NI has also petitioned for the elimination of motorized traffic in parks and wilderness areas. Though defeated in our support of NY Intro 276, a bill that would have banned cars in NYC's Central Park in the summer of 2006, we have seen the city respond by expanding car-free hours in the park, increasing the number of bike lanes and pedestrian walkways, and even shutting down major roadways for "summer streets" events every year since 2008. We encourage our supporters to pursue similar changes in their communities. Closing parks to cars will have undeniable results, including a reduction in noise and environmental pollution, while encouraging increased use by urban residents.
The Land Initiative
Started in 2010, this initiative calls for donations to be used for the protection of wild places or other land which has significant environmental benefits. Our first grant for this initiative was in support of the Trust for Public Lands' efforts to purchase and preserve the Maho Bay Camps property in Virgin Islands National Park on the island of St. John. St. John is one of the few truly underdeveloped Caribbean islands, mainly because 2/3 of the island is preserved as wilderness. Maho Bay operates an eco-friendly operation on a leased parcel of land in the National Park. The lease is currently set to expire in 2013. If we are able to collect enough to purchase the land, we can avoid having an environmentally harmful hotel take over the leased parcel. Learn more at http://www.maho.org/.
In March 2010, NI began our support of The Norwalk Land Trust's Campaign for Farm Creek Preserve. Farm Creek Nature Preserve is 16.2 acres of waterfront property and wetlands on the Farm Creek tidal estuary that empties into Long Island Sound. The challenge of this land preservation project is that the property is located in a populated and highly desirable New York City suburb where land and home prices command a premium. As a result, the project is the costliest that the Norwalk Land Trust has ever tackled.

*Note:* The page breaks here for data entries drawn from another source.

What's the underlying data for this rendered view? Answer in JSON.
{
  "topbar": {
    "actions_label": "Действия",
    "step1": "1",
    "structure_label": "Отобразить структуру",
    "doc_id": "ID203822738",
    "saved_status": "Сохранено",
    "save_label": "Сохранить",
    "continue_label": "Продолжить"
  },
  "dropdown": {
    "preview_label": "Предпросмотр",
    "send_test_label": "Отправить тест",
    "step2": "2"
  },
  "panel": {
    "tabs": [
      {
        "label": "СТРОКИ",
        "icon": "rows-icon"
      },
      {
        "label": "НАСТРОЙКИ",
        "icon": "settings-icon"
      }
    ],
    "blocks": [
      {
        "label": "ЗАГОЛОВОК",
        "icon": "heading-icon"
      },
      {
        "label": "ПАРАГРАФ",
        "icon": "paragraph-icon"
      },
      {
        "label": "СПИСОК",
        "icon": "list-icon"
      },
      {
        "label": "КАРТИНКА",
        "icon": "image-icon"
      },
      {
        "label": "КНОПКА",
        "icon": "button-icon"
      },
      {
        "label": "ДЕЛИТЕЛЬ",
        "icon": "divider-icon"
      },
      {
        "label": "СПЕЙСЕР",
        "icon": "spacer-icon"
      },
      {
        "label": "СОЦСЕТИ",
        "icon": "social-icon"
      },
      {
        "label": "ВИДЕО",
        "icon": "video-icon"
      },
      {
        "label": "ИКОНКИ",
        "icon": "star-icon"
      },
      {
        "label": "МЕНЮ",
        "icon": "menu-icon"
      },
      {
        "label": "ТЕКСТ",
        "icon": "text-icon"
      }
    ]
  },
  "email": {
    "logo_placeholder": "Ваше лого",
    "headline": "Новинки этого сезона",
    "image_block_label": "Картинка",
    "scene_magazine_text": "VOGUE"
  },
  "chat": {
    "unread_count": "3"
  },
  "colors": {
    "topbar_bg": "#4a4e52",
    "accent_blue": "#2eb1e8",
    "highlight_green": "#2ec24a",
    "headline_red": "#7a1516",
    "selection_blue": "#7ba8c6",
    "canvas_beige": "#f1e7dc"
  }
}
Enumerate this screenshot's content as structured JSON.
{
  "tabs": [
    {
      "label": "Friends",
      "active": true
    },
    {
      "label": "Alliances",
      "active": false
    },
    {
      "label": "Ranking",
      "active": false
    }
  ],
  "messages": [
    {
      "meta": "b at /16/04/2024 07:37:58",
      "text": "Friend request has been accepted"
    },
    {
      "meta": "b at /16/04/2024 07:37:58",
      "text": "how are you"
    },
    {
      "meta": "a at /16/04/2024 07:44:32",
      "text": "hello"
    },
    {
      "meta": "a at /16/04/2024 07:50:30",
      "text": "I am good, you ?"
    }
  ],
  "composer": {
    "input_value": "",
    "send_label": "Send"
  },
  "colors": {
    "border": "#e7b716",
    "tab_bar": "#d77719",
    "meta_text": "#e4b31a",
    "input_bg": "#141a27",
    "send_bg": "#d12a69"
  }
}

NI prides itself in supporting community organizations like this that operate efficiently and use ground roots fundraising and municipal support to accomplish environmental goals.
Tidal estuaries are a vital part of a healthy Long Island Sound ecosystem. Development along Connecticut shores has destroyed more than 60 percent of Connecticut's coastal marshes since 1914. Tidal estuaries and salt marshes are the feeding grounds, nurseries, and safe havens for hundreds of species. They are the second most productive ecosystem on our planet after a rain forest. This land parcel, now saved from development, is a lovely, quiet area enjoyed by people, animals and birds.
In addition to publishing The List (found on this site) which lists things that regular folks can do everyday to help the environment, we also support other activities that educate the general population on environmental issues. We our proud to be sponsors of the 2013 Environmental Film Festival in Washington DC (http://www.dcenvironmentalfilmfest.org/). The film festival, now in it's 19th year (!), features over 155 films (many of them free to the public) on environmental issues, designed to raise awareness and understanding of critical issues that are too often ignored in film. We encourage you to head down to DC in March 2013 to take in some shows and perhaps volunteer. We have supported the firm festival since 2011.